Material shown:
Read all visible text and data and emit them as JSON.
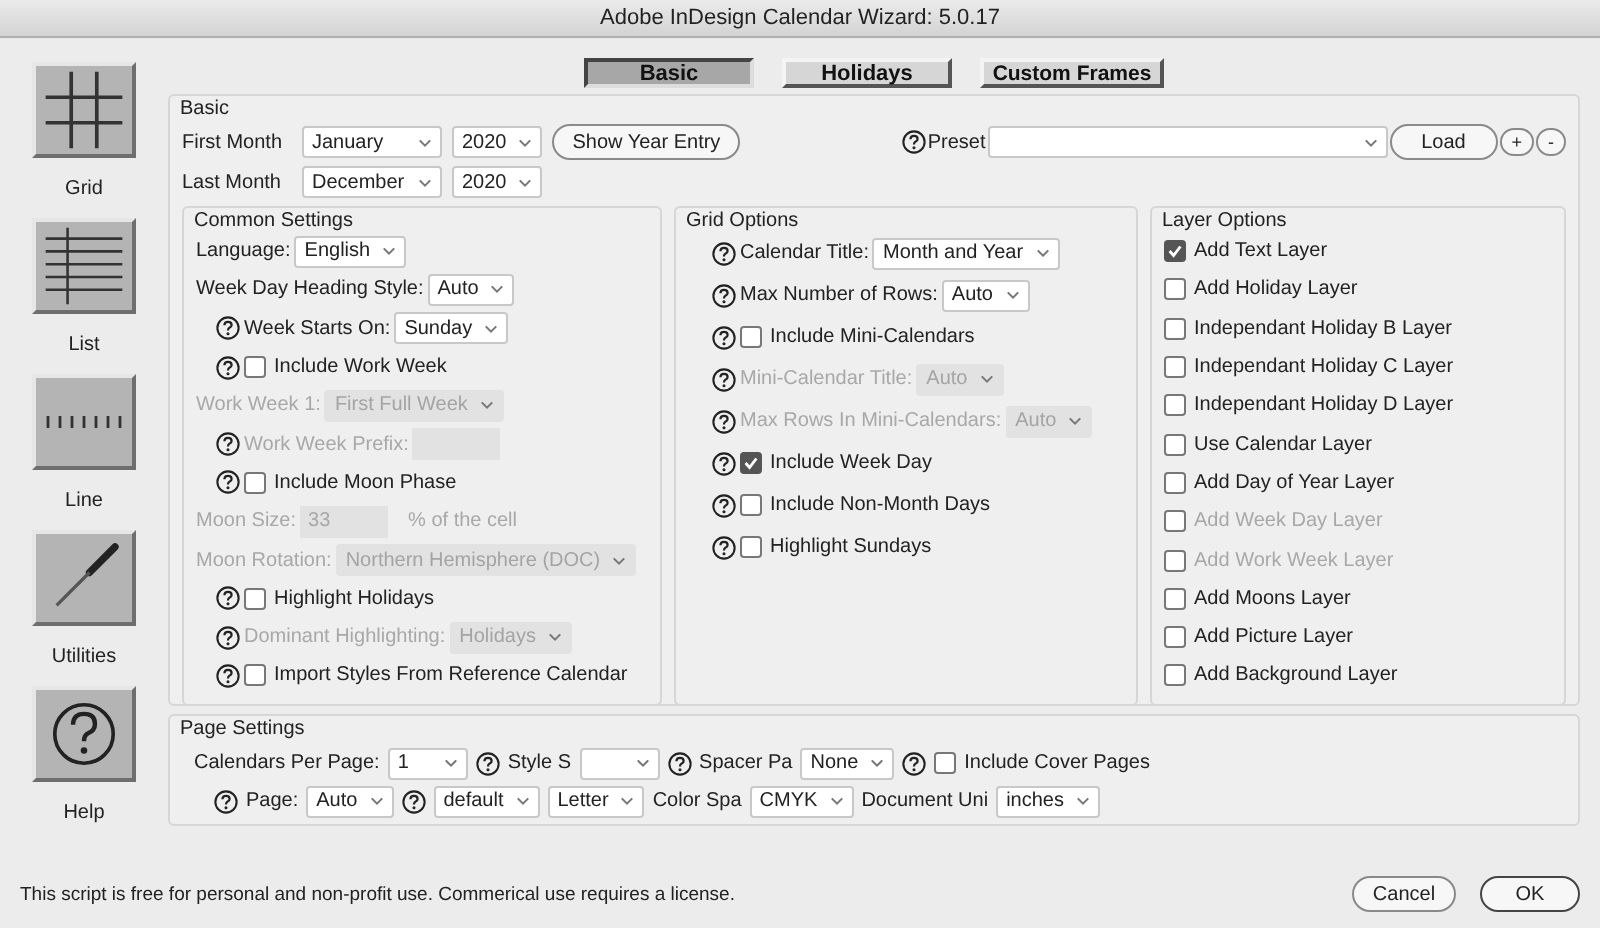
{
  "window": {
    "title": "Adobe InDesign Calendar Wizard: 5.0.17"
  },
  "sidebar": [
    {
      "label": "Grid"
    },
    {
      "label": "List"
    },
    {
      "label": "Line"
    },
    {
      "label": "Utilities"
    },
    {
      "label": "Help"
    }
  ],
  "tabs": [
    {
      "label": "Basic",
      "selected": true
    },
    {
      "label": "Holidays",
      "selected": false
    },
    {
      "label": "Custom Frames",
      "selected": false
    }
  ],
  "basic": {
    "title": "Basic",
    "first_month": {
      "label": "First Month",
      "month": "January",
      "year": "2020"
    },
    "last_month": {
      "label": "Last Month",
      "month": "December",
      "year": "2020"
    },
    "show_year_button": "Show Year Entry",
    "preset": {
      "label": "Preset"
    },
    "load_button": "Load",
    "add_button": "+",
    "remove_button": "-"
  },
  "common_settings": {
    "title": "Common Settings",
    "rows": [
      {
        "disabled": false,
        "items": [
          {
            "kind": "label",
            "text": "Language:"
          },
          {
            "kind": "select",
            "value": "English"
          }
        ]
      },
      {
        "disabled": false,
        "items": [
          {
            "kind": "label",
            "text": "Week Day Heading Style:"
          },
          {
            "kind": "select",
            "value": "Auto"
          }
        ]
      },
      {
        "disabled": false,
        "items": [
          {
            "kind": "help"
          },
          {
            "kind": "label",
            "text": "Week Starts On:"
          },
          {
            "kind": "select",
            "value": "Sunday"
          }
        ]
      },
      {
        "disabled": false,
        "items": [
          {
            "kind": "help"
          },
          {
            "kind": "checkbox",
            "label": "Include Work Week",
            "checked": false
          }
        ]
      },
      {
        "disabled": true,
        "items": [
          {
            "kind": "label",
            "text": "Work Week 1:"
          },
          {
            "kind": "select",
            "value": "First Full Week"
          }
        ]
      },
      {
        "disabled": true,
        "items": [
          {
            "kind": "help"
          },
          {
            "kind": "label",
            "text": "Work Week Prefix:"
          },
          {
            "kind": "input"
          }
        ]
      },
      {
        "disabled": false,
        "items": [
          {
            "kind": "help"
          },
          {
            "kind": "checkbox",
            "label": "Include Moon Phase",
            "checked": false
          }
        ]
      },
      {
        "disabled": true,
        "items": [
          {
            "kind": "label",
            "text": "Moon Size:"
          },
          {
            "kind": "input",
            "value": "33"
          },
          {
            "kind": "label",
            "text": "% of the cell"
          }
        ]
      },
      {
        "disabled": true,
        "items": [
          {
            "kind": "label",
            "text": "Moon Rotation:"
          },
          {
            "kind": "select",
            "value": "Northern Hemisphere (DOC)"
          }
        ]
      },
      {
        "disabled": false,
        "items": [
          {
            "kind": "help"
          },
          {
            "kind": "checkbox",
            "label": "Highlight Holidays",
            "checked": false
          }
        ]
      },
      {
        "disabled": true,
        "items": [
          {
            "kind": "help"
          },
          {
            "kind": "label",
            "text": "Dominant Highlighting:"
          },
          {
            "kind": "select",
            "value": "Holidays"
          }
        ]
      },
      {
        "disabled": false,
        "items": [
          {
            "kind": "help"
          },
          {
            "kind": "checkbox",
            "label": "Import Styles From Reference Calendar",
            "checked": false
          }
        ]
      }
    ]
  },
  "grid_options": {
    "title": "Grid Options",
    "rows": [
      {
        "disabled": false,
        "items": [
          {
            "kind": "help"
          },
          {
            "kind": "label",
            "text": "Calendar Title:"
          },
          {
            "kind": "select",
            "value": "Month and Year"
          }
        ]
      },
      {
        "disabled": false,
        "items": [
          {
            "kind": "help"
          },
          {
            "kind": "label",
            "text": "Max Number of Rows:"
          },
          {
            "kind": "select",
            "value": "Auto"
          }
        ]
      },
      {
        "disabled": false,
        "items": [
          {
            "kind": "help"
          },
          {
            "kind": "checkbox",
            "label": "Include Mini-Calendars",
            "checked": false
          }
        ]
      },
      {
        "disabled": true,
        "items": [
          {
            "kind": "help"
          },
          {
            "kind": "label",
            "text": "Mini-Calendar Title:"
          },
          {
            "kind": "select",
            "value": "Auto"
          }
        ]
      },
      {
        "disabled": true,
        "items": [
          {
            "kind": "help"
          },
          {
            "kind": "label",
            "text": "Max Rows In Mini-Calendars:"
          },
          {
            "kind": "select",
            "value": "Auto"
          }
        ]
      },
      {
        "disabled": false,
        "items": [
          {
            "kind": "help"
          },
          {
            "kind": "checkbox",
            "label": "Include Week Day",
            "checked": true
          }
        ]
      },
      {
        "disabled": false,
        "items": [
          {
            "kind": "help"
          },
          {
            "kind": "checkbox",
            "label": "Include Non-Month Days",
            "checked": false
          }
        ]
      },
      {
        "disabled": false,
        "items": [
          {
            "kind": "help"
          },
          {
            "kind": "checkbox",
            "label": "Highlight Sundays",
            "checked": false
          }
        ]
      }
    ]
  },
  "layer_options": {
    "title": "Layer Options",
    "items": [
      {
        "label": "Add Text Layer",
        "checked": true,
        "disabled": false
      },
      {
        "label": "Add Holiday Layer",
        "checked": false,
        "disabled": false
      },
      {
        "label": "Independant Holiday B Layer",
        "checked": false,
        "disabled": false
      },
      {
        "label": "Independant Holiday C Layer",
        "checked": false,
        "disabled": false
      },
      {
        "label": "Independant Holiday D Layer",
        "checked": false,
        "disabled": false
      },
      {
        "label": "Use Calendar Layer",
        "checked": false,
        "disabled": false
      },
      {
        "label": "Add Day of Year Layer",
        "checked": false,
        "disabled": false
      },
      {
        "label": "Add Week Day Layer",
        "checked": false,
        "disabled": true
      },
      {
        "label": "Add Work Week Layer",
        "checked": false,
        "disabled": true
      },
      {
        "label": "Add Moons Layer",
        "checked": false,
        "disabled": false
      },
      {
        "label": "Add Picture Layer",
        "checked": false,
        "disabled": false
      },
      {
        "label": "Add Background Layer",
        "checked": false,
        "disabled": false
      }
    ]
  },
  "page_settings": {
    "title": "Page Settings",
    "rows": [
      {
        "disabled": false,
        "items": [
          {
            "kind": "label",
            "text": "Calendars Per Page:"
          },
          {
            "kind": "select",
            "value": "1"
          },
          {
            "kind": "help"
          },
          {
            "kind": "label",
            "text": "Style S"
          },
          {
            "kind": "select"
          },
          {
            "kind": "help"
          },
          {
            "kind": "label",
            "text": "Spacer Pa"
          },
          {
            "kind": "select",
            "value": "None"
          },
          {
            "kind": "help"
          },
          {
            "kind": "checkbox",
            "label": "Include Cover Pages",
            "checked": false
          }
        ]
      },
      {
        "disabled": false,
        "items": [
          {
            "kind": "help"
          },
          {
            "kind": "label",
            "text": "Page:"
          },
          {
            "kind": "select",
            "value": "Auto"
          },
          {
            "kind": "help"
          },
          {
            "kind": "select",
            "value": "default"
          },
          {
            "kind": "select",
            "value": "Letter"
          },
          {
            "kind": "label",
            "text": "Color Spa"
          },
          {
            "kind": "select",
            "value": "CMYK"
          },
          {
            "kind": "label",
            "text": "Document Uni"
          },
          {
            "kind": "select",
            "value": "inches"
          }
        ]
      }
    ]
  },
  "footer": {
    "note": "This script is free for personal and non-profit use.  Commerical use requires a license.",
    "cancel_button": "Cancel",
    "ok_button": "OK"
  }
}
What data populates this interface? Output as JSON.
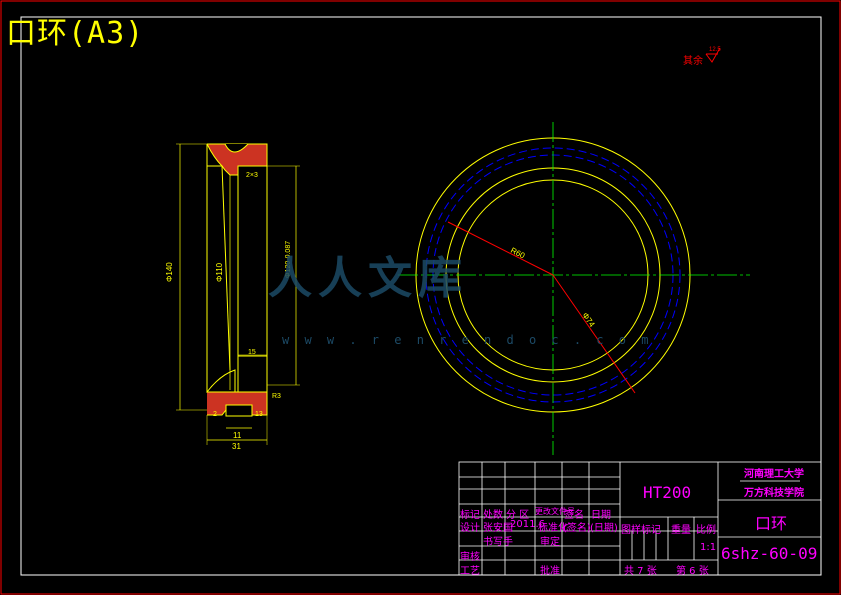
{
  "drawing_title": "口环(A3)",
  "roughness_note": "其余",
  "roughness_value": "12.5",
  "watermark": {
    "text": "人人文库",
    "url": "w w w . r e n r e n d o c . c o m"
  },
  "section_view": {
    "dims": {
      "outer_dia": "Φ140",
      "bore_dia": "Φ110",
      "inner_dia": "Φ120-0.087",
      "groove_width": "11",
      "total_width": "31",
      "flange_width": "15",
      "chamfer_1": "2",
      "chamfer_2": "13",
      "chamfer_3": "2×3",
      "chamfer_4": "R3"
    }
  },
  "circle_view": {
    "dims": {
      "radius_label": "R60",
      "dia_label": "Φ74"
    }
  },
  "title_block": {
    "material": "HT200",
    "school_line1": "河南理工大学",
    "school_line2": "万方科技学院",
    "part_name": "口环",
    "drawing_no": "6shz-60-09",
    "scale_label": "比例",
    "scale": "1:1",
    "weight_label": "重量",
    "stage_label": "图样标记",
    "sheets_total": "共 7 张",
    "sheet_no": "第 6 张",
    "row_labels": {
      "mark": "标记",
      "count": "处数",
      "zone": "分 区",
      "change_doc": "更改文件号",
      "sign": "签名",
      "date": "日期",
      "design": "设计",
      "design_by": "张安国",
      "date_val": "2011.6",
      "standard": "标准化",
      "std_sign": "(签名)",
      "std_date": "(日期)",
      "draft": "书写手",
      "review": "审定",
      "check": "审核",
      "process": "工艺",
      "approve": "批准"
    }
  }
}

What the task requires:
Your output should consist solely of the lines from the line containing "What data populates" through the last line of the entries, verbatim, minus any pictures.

Written answer:
What data populates this interface? Output as JSON.
{
  "drawing_title": "口环(A3)",
  "roughness_note": "其余",
  "roughness_value": "12.5",
  "watermark": {
    "text": "人人文库",
    "url": "w w w . r e n r e n d o c . c o m"
  },
  "section_view": {
    "dims": {
      "outer_dia": "Φ140",
      "bore_dia": "Φ110",
      "inner_dia": "Φ120-0.087",
      "groove_width": "11",
      "total_width": "31",
      "flange_width": "15",
      "chamfer_1": "2",
      "chamfer_2": "13",
      "chamfer_3": "2×3",
      "chamfer_4": "R3"
    }
  },
  "circle_view": {
    "dims": {
      "radius_label": "R60",
      "dia_label": "Φ74"
    }
  },
  "title_block": {
    "material": "HT200",
    "school_line1": "河南理工大学",
    "school_line2": "万方科技学院",
    "part_name": "口环",
    "drawing_no": "6shz-60-09",
    "scale_label": "比例",
    "scale": "1:1",
    "weight_label": "重量",
    "stage_label": "图样标记",
    "sheets_total": "共 7 张",
    "sheet_no": "第 6 张",
    "row_labels": {
      "mark": "标记",
      "count": "处数",
      "zone": "分 区",
      "change_doc": "更改文件号",
      "sign": "签名",
      "date": "日期",
      "design": "设计",
      "design_by": "张安国",
      "date_val": "2011.6",
      "standard": "标准化",
      "std_sign": "(签名)",
      "std_date": "(日期)",
      "draft": "书写手",
      "review": "审定",
      "check": "审核",
      "process": "工艺",
      "approve": "批准"
    }
  }
}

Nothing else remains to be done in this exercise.